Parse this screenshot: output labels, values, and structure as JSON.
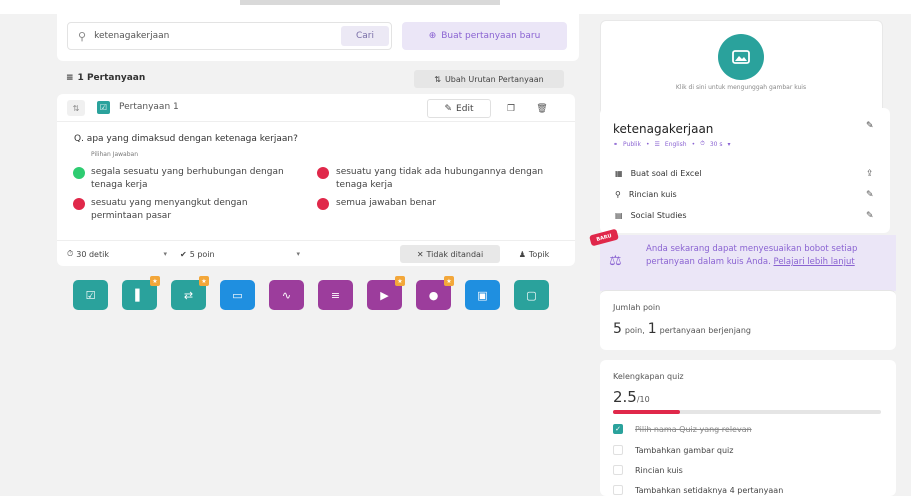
{
  "search": {
    "value": "ketenagakerjaan",
    "button": "Cari"
  },
  "new_question_button": "Buat pertanyaan baru",
  "question_count": "1 Pertanyaan",
  "reorder_button": "Ubah Urutan Pertanyaan",
  "question": {
    "label": "Pertanyaan 1",
    "edit": "Edit",
    "text": "Q. apa yang dimaksud dengan ketenaga kerjaan?",
    "answers_label": "Pilihan Jawaban",
    "answers": [
      {
        "text": "segala sesuatu yang berhubungan dengan tenaga kerja",
        "color": "#2ecc71"
      },
      {
        "text": "sesuatu yang tidak ada hubungannya dengan tenaga kerja",
        "color": "#e0284a"
      },
      {
        "text": "sesuatu yang menyangkut dengan permintaan pasar",
        "color": "#e0284a"
      },
      {
        "text": "semua jawaban benar",
        "color": "#e0284a"
      }
    ],
    "time": "30 detik",
    "points": "5 poin",
    "untagged": "Tidak ditandai",
    "topic": "Topik"
  },
  "question_types": [
    {
      "icon": "checkbox-icon",
      "color": "#2aa29c",
      "badge": false
    },
    {
      "icon": "poll-icon",
      "color": "#2aa29c",
      "badge": true
    },
    {
      "icon": "reorder-icon",
      "color": "#2aa29c",
      "badge": true
    },
    {
      "icon": "fill-blank-icon",
      "color": "#1f8fe0",
      "badge": false
    },
    {
      "icon": "draw-icon",
      "color": "#9c3d9c",
      "badge": false
    },
    {
      "icon": "open-ended-icon",
      "color": "#9c3d9c",
      "badge": false
    },
    {
      "icon": "video-icon",
      "color": "#9c3d9c",
      "badge": true
    },
    {
      "icon": "audio-icon",
      "color": "#9c3d9c",
      "badge": true
    },
    {
      "icon": "slide-icon",
      "color": "#1f8fe0",
      "badge": false
    },
    {
      "icon": "screen-icon",
      "color": "#2aa29c",
      "badge": false
    }
  ],
  "upload_image_text": "Klik di sini untuk mengunggah gambar kuis",
  "quiz": {
    "title": "ketenagakerjaan",
    "visibility": "Publik",
    "language": "English",
    "time": "30 s"
  },
  "actions": [
    {
      "label": "Buat soal di Excel"
    },
    {
      "label": "Rincian kuis"
    },
    {
      "label": "Social Studies"
    }
  ],
  "promo": {
    "badge": "BARU",
    "text": "Anda sekarang dapat menyesuaikan bobot setiap pertanyaan dalam kuis Anda.",
    "link": "Pelajari lebih lanjut"
  },
  "points": {
    "label": "Jumlah poin",
    "points_value": "5",
    "points_unit": "poin,",
    "questions_value": "1",
    "questions_unit": "pertanyaan berjenjang"
  },
  "completeness": {
    "label": "Kelengkapan quiz",
    "score": "2.5",
    "max": "/10",
    "fraction": 0.25,
    "items": [
      {
        "label": "Pilih nama Quiz yang relevan",
        "done": true
      },
      {
        "label": "Tambahkan gambar quiz",
        "done": false
      },
      {
        "label": "Rincian kuis",
        "done": false
      },
      {
        "label": "Tambahkan setidaknya 4 pertanyaan",
        "done": false
      }
    ]
  }
}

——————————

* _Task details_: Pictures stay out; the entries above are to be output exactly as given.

* _Answer to this task_:
Parse this screenshot: output labels, values, and structure as JSON.
{
  "search": {
    "value": "ketenagakerjaan",
    "button": "Cari"
  },
  "new_question_button": "Buat pertanyaan baru",
  "question_count": "1 Pertanyaan",
  "reorder_button": "Ubah Urutan Pertanyaan",
  "question": {
    "label": "Pertanyaan 1",
    "edit": "Edit",
    "text": "Q. apa yang dimaksud dengan ketenaga kerjaan?",
    "answers_label": "Pilihan Jawaban",
    "answers": [
      {
        "text": "segala sesuatu yang berhubungan dengan tenaga kerja",
        "color": "#2ecc71"
      },
      {
        "text": "sesuatu yang tidak ada hubungannya dengan tenaga kerja",
        "color": "#e0284a"
      },
      {
        "text": "sesuatu yang menyangkut dengan permintaan pasar",
        "color": "#e0284a"
      },
      {
        "text": "semua jawaban benar",
        "color": "#e0284a"
      }
    ],
    "time": "30 detik",
    "points": "5 poin",
    "untagged": "Tidak ditandai",
    "topic": "Topik"
  },
  "question_types": [
    {
      "icon": "checkbox-icon",
      "color": "#2aa29c",
      "badge": false
    },
    {
      "icon": "poll-icon",
      "color": "#2aa29c",
      "badge": true
    },
    {
      "icon": "reorder-icon",
      "color": "#2aa29c",
      "badge": true
    },
    {
      "icon": "fill-blank-icon",
      "color": "#1f8fe0",
      "badge": false
    },
    {
      "icon": "draw-icon",
      "color": "#9c3d9c",
      "badge": false
    },
    {
      "icon": "open-ended-icon",
      "color": "#9c3d9c",
      "badge": false
    },
    {
      "icon": "video-icon",
      "color": "#9c3d9c",
      "badge": true
    },
    {
      "icon": "audio-icon",
      "color": "#9c3d9c",
      "badge": true
    },
    {
      "icon": "slide-icon",
      "color": "#1f8fe0",
      "badge": false
    },
    {
      "icon": "screen-icon",
      "color": "#2aa29c",
      "badge": false
    }
  ],
  "upload_image_text": "Klik di sini untuk mengunggah gambar kuis",
  "quiz": {
    "title": "ketenagakerjaan",
    "visibility": "Publik",
    "language": "English",
    "time": "30 s"
  },
  "actions": [
    {
      "label": "Buat soal di Excel"
    },
    {
      "label": "Rincian kuis"
    },
    {
      "label": "Social Studies"
    }
  ],
  "promo": {
    "badge": "BARU",
    "text": "Anda sekarang dapat menyesuaikan bobot setiap pertanyaan dalam kuis Anda.",
    "link": "Pelajari lebih lanjut"
  },
  "points": {
    "label": "Jumlah poin",
    "points_value": "5",
    "points_unit": "poin,",
    "questions_value": "1",
    "questions_unit": "pertanyaan berjenjang"
  },
  "completeness": {
    "label": "Kelengkapan quiz",
    "score": "2.5",
    "max": "/10",
    "fraction": 0.25,
    "items": [
      {
        "label": "Pilih nama Quiz yang relevan",
        "done": true
      },
      {
        "label": "Tambahkan gambar quiz",
        "done": false
      },
      {
        "label": "Rincian kuis",
        "done": false
      },
      {
        "label": "Tambahkan setidaknya 4 pertanyaan",
        "done": false
      }
    ]
  }
}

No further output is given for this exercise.